• **Task to carry out**
Extract each line from the entries below that has the string "raspberrypi" in it.

(Dataset content Opens)

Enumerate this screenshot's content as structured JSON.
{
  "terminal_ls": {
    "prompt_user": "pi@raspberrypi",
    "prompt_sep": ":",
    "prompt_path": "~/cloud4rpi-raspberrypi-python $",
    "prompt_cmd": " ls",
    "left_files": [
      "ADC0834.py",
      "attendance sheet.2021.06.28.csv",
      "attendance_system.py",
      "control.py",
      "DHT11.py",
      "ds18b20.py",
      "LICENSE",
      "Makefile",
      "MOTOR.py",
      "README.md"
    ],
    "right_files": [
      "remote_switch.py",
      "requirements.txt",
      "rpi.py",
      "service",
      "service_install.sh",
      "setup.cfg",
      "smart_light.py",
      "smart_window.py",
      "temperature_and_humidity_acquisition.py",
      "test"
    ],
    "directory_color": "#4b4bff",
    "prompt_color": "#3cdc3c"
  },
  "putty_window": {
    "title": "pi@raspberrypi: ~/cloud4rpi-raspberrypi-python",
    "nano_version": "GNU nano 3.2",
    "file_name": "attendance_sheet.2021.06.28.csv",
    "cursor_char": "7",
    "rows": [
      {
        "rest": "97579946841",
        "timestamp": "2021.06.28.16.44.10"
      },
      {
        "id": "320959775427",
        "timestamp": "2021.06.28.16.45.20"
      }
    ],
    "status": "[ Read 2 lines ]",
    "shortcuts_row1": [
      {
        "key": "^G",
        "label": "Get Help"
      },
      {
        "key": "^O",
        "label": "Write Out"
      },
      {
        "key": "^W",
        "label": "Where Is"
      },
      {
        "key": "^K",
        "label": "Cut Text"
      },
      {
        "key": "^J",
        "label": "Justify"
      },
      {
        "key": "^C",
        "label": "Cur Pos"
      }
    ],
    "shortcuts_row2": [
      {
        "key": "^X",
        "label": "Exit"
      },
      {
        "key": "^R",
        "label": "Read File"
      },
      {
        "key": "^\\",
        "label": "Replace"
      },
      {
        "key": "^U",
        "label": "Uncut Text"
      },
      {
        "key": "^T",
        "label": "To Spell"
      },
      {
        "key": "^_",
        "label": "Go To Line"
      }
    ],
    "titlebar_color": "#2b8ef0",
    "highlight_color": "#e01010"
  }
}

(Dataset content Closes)

• **Task answer**
    "prompt_user": "pi@raspberrypi",
    "prompt_path": "~/cloud4rpi-raspberrypi-python $",
    "title": "pi@raspberrypi: ~/cloud4rpi-raspberrypi-python",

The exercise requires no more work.